Tara: 1) Participate in Twitter chats. It’s the most friendly and accessible way to learn. I recommend: #semrushchat, #cochat, #inboundhour, #scottsbizchat (especially for small e-commerce sites), and #LinkedInChat for general networking. 2) Find your niche and own it! It’ll evolve and change over time, and that’s okay. 3) Blog as you learn. Answer your own questions in blog posts so your audience can see your growth. It’s an extra reward for your research. Give credit to those who help you or provide useful information. 4) Make sure your message is clear. I recommend checking out Don Purdum’s blog and podcast for more information on how to do that. 5) If you’re starting out at an agency or other business involved in SEO, you should be able to learn something every day.
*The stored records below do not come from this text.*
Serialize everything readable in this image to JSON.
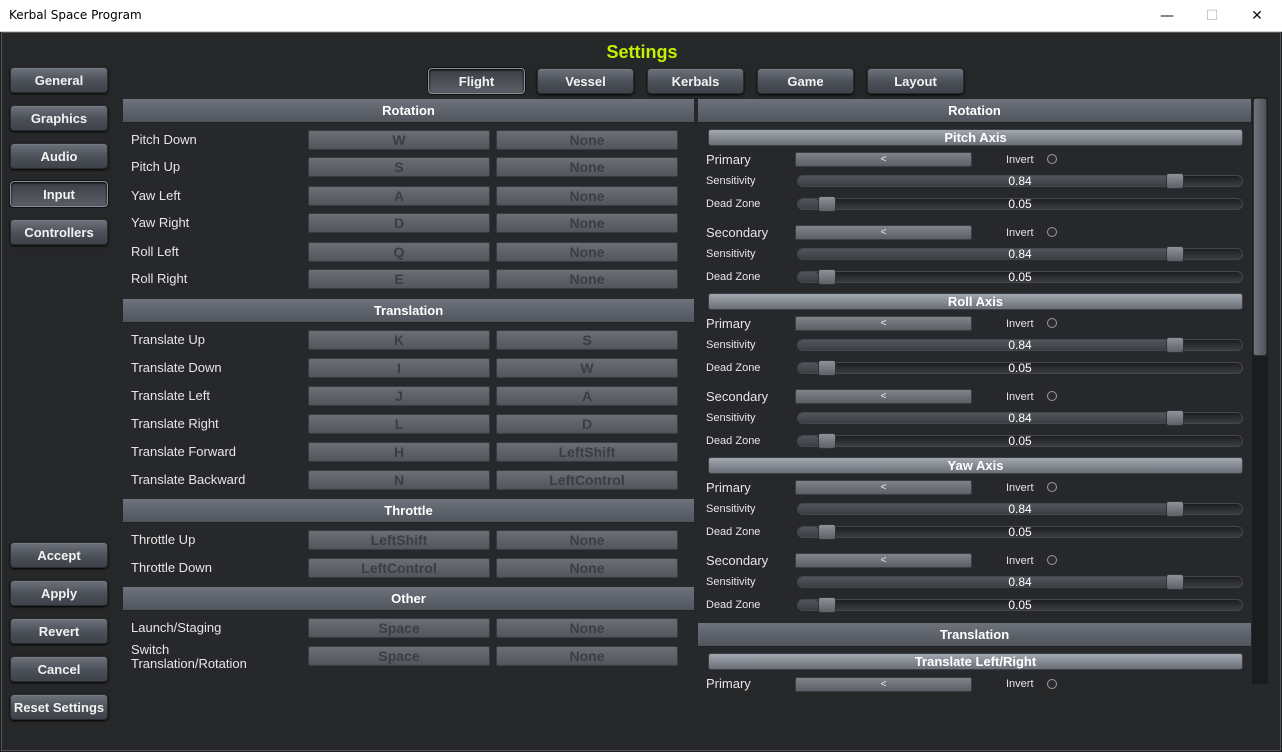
{
  "window": {
    "title": "Kerbal Space Program",
    "minimize_glyph": "—",
    "maximize_glyph": "☐",
    "close_glyph": "✕"
  },
  "settings_title": "Settings",
  "sidebar": {
    "general": "General",
    "graphics": "Graphics",
    "audio": "Audio",
    "input": "Input",
    "controllers": "Controllers",
    "accept": "Accept",
    "apply": "Apply",
    "revert": "Revert",
    "cancel": "Cancel",
    "reset": "Reset Settings"
  },
  "tabs": {
    "flight": "Flight",
    "vessel": "Vessel",
    "kerbals": "Kerbals",
    "game": "Game",
    "layout": "Layout",
    "active": "Flight"
  },
  "left": {
    "rotation": {
      "header": "Rotation",
      "rows": [
        {
          "label": "Pitch Down",
          "primary": "W",
          "secondary": "None"
        },
        {
          "label": "Pitch Up",
          "primary": "S",
          "secondary": "None"
        },
        {
          "label": "Yaw Left",
          "primary": "A",
          "secondary": "None"
        },
        {
          "label": "Yaw Right",
          "primary": "D",
          "secondary": "None"
        },
        {
          "label": "Roll Left",
          "primary": "Q",
          "secondary": "None"
        },
        {
          "label": "Roll Right",
          "primary": "E",
          "secondary": "None"
        }
      ]
    },
    "translation": {
      "header": "Translation",
      "rows": [
        {
          "label": "Translate Up",
          "primary": "K",
          "secondary": "S"
        },
        {
          "label": "Translate Down",
          "primary": "I",
          "secondary": "W"
        },
        {
          "label": "Translate Left",
          "primary": "J",
          "secondary": "A"
        },
        {
          "label": "Translate Right",
          "primary": "L",
          "secondary": "D"
        },
        {
          "label": "Translate Forward",
          "primary": "H",
          "secondary": "LeftShift"
        },
        {
          "label": "Translate Backward",
          "primary": "N",
          "secondary": "LeftControl"
        }
      ]
    },
    "throttle": {
      "header": "Throttle",
      "rows": [
        {
          "label": "Throttle Up",
          "primary": "LeftShift",
          "secondary": "None"
        },
        {
          "label": "Throttle Down",
          "primary": "LeftControl",
          "secondary": "None"
        }
      ]
    },
    "other": {
      "header": "Other",
      "rows": [
        {
          "label": "Launch/Staging",
          "primary": "Space",
          "secondary": "None"
        },
        {
          "label": "Switch\nTranslation/Rotation",
          "primary": "Space",
          "secondary": "None"
        }
      ]
    }
  },
  "right": {
    "rotation_header": "Rotation",
    "translation_header": "Translation",
    "labels": {
      "primary": "Primary",
      "secondary": "Secondary",
      "sensitivity": "Sensitivity",
      "dead_zone": "Dead Zone",
      "invert": "Invert",
      "axis_button": "<"
    },
    "axes": [
      {
        "name": "Pitch Axis",
        "primary": {
          "sensitivity": "0.84",
          "dead_zone": "0.05"
        },
        "secondary": {
          "sensitivity": "0.84",
          "dead_zone": "0.05"
        }
      },
      {
        "name": "Roll Axis",
        "primary": {
          "sensitivity": "0.84",
          "dead_zone": "0.05"
        },
        "secondary": {
          "sensitivity": "0.84",
          "dead_zone": "0.05"
        }
      },
      {
        "name": "Yaw Axis",
        "primary": {
          "sensitivity": "0.84",
          "dead_zone": "0.05"
        },
        "secondary": {
          "sensitivity": "0.84",
          "dead_zone": "0.05"
        }
      }
    ],
    "translate_axis": "Translate Left/Right"
  }
}
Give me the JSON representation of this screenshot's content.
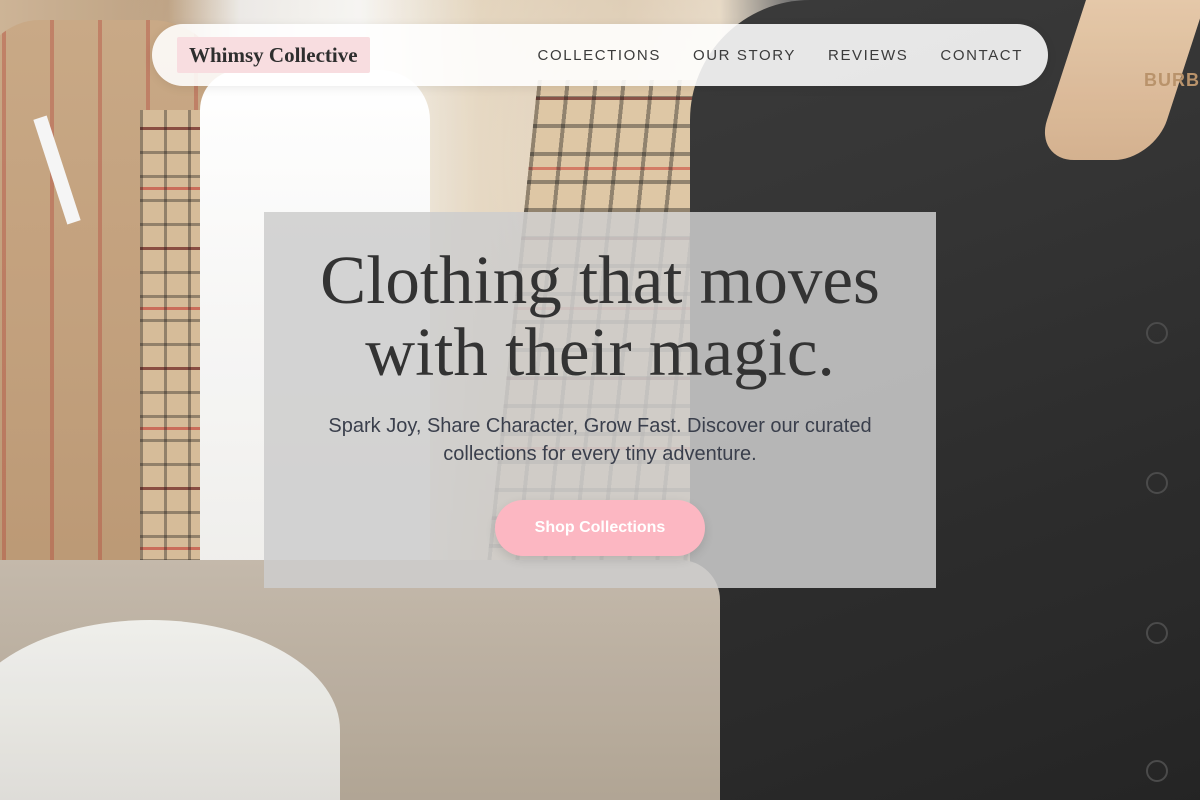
{
  "brand": {
    "name": "Whimsy Collective"
  },
  "nav": {
    "links": [
      "COLLECTIONS",
      "OUR STORY",
      "REVIEWS",
      "CONTACT"
    ]
  },
  "hero": {
    "title_line1": "Clothing that moves",
    "title_line2": "with their magic.",
    "subtitle": "Spark Joy, Share Character, Grow Fast. Discover our curated collections for every tiny adventure.",
    "cta_label": "Shop Collections"
  },
  "background": {
    "hanger_text": "BURB"
  },
  "colors": {
    "brand_bg": "#f8dde0",
    "cta_bg": "#fcb7c2",
    "text_dark": "#333333"
  }
}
If you’re just fetching coffee and not being offered the opportunity to learn, move on – there are plenty of other organizations that will take an interest in your personal success and personal brand. (SEMrush is hiring, by the way!)
We love SEMrush and it’s impressive capabilities! Thanks for being here for our Q&A chat.
Who Is Michael Stricker?
Michael Stricker markets the leading research tool for Competitive Intelligence as U.S. Marketing Director of SEMrush. The hundreds of digital marketing campaigns he has constructed and consulted deliver millions of impressions to enterprise web-based businesses. Decades of agency experience enable his actionable strategies, creative concepts, scalable processes and do-able tactics to achieve business goals. Michael has spoken at ClickZ Live (formerly SES), Etail, HERO Conference and SMX East, and contributes to blogs such as CIO.com, B2Community, SEMrush.com.
Who Is Michael Isaac?
Mike Isaac is the Customer Success Content Manager at SEMrush.
Who Is Tyler Wilson?
Tyler Wilson is a sales executive at SEMrush. A recent graduate from Temple University’s Fox School of Business, Tyler came to SEMrush in January 2015 with two years of digital marketing experience– interning for DMi Partners and SEOM interactive.
Who Is Tara M. Clapper?
Tara M. Clapper is Technical Editor (blog editor) at SEMrush and Senior Editor at The Geek Initiative, a website celebrating women in geek culture. The author of thousands of blogs and hundreds of small business websites, Tara enjoys blogging about SEO copywriting, content management, corporate culture, personal branding, networking and LinkedIn. She has over a decade of experience in digital publishing.